DATA RECORDS

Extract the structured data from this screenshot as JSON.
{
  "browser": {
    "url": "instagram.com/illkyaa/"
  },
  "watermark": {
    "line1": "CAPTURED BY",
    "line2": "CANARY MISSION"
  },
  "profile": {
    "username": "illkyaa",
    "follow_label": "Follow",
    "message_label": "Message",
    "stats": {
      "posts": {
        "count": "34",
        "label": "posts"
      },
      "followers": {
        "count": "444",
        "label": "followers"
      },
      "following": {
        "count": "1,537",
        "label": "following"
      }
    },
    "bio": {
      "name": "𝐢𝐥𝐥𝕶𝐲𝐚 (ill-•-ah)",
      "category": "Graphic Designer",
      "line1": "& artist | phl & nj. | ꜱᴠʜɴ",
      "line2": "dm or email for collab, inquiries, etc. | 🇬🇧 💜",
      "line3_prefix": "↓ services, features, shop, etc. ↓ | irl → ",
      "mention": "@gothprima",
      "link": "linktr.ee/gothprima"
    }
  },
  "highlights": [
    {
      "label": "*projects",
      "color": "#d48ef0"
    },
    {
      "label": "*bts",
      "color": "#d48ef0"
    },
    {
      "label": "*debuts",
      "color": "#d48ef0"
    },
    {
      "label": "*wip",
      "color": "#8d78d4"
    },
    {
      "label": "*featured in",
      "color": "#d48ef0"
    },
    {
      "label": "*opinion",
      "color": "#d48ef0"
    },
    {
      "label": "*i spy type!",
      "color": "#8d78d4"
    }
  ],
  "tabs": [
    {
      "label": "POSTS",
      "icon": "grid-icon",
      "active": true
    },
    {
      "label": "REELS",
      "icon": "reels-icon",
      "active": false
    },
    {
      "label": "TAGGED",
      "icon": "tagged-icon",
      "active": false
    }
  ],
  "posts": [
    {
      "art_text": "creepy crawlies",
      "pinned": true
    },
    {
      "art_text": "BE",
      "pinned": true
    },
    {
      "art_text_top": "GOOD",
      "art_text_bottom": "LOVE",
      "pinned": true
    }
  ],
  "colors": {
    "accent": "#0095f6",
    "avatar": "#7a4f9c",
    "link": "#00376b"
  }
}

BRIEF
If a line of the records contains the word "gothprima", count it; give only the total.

RESPONSE TO THE TASK
2